» Records for processing:

┌──

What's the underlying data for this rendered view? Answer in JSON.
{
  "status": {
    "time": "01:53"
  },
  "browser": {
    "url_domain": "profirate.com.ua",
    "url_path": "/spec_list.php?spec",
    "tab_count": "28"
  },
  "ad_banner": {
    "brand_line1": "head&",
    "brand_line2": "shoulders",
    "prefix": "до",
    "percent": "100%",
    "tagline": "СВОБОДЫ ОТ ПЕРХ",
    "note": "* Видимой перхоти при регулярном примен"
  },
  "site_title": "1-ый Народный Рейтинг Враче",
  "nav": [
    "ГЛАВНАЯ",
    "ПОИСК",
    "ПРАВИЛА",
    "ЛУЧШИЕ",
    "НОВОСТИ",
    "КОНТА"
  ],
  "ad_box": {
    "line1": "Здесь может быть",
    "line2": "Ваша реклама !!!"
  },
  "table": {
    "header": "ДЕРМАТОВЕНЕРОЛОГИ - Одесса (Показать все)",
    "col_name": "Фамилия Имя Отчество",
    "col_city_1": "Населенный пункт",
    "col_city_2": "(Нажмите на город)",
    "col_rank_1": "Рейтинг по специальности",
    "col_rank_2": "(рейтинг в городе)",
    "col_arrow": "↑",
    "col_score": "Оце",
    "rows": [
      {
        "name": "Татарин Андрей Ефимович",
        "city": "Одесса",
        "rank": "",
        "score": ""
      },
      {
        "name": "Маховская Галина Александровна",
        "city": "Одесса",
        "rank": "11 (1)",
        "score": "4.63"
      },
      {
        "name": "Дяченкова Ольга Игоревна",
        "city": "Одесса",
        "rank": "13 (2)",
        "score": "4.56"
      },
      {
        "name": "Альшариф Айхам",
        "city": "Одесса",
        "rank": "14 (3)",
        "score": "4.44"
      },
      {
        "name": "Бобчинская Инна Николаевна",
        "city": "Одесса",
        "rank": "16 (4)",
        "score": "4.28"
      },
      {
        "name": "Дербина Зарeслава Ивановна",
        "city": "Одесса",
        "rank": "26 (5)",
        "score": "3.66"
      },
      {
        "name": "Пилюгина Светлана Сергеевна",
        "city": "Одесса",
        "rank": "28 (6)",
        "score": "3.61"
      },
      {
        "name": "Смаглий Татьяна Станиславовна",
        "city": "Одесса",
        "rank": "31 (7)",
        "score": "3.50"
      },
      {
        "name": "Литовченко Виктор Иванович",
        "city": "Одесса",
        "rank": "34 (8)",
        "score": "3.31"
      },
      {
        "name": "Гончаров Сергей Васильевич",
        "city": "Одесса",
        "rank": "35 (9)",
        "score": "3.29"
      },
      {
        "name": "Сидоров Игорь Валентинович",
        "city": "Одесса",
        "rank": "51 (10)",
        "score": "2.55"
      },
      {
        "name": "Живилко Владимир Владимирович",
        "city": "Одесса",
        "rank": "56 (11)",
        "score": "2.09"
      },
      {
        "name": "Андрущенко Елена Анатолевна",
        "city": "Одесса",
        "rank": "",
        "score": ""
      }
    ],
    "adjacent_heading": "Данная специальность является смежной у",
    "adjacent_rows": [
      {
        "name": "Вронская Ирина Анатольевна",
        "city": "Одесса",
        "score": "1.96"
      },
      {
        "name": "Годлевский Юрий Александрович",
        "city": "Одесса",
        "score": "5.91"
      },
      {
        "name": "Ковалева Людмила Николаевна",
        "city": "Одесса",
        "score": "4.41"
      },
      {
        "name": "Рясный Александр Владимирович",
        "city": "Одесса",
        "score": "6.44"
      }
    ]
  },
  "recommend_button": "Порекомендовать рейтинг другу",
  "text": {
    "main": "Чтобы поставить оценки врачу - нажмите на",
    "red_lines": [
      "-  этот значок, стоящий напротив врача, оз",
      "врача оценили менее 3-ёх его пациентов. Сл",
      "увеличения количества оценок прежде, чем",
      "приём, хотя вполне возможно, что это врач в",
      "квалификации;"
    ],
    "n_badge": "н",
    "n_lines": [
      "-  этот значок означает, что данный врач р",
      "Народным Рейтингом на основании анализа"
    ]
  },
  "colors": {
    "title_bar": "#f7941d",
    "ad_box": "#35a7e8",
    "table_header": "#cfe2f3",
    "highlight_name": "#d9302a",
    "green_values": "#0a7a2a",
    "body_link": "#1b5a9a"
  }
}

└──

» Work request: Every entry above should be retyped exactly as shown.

» The answer:
What's the underlying data for this rendered view? Answer in JSON.
{
  "status": {
    "time": "01:53"
  },
  "browser": {
    "url_domain": "profirate.com.ua",
    "url_path": "/spec_list.php?spec",
    "tab_count": "28"
  },
  "ad_banner": {
    "brand_line1": "head&",
    "brand_line2": "shoulders",
    "prefix": "до",
    "percent": "100%",
    "tagline": "СВОБОДЫ ОТ ПЕРХ",
    "note": "* Видимой перхоти при регулярном примен"
  },
  "site_title": "1-ый Народный Рейтинг Враче",
  "nav": [
    "ГЛАВНАЯ",
    "ПОИСК",
    "ПРАВИЛА",
    "ЛУЧШИЕ",
    "НОВОСТИ",
    "КОНТА"
  ],
  "ad_box": {
    "line1": "Здесь может быть",
    "line2": "Ваша реклама !!!"
  },
  "table": {
    "header": "ДЕРМАТОВЕНЕРОЛОГИ - Одесса (Показать все)",
    "col_name": "Фамилия Имя Отчество",
    "col_city_1": "Населенный пункт",
    "col_city_2": "(Нажмите на город)",
    "col_rank_1": "Рейтинг по специальности",
    "col_rank_2": "(рейтинг в городе)",
    "col_arrow": "↑",
    "col_score": "Оце",
    "rows": [
      {
        "name": "Татарин Андрей Ефимович",
        "city": "Одесса",
        "rank": "",
        "score": ""
      },
      {
        "name": "Маховская Галина Александровна",
        "city": "Одесса",
        "rank": "11 (1)",
        "score": "4.63"
      },
      {
        "name": "Дяченкова Ольга Игоревна",
        "city": "Одесса",
        "rank": "13 (2)",
        "score": "4.56"
      },
      {
        "name": "Альшариф Айхам",
        "city": "Одесса",
        "rank": "14 (3)",
        "score": "4.44"
      },
      {
        "name": "Бобчинская Инна Николаевна",
        "city": "Одесса",
        "rank": "16 (4)",
        "score": "4.28"
      },
      {
        "name": "Дербина Зарeслава Ивановна",
        "city": "Одесса",
        "rank": "26 (5)",
        "score": "3.66"
      },
      {
        "name": "Пилюгина Светлана Сергеевна",
        "city": "Одесса",
        "rank": "28 (6)",
        "score": "3.61"
      },
      {
        "name": "Смаглий Татьяна Станиславовна",
        "city": "Одесса",
        "rank": "31 (7)",
        "score": "3.50"
      },
      {
        "name": "Литовченко Виктор Иванович",
        "city": "Одесса",
        "rank": "34 (8)",
        "score": "3.31"
      },
      {
        "name": "Гончаров Сергей Васильевич",
        "city": "Одесса",
        "rank": "35 (9)",
        "score": "3.29"
      },
      {
        "name": "Сидоров Игорь Валентинович",
        "city": "Одесса",
        "rank": "51 (10)",
        "score": "2.55"
      },
      {
        "name": "Живилко Владимир Владимирович",
        "city": "Одесса",
        "rank": "56 (11)",
        "score": "2.09"
      },
      {
        "name": "Андрущенко Елена Анатолевна",
        "city": "Одесса",
        "rank": "",
        "score": ""
      }
    ],
    "adjacent_heading": "Данная специальность является смежной у",
    "adjacent_rows": [
      {
        "name": "Вронская Ирина Анатольевна",
        "city": "Одесса",
        "score": "1.96"
      },
      {
        "name": "Годлевский Юрий Александрович",
        "city": "Одесса",
        "score": "5.91"
      },
      {
        "name": "Ковалева Людмила Николаевна",
        "city": "Одесса",
        "score": "4.41"
      },
      {
        "name": "Рясный Александр Владимирович",
        "city": "Одесса",
        "score": "6.44"
      }
    ]
  },
  "recommend_button": "Порекомендовать рейтинг другу",
  "text": {
    "main": "Чтобы поставить оценки врачу - нажмите на",
    "red_lines": [
      "-  этот значок, стоящий напротив врача, оз",
      "врача оценили менее 3-ёх его пациентов. Сл",
      "увеличения количества оценок прежде, чем",
      "приём, хотя вполне возможно, что это врач в",
      "квалификации;"
    ],
    "n_badge": "н",
    "n_lines": [
      "-  этот значок означает, что данный врач р",
      "Народным Рейтингом на основании анализа"
    ]
  },
  "colors": {
    "title_bar": "#f7941d",
    "ad_box": "#35a7e8",
    "table_header": "#cfe2f3",
    "highlight_name": "#d9302a",
    "green_values": "#0a7a2a",
    "body_link": "#1b5a9a"
  }
}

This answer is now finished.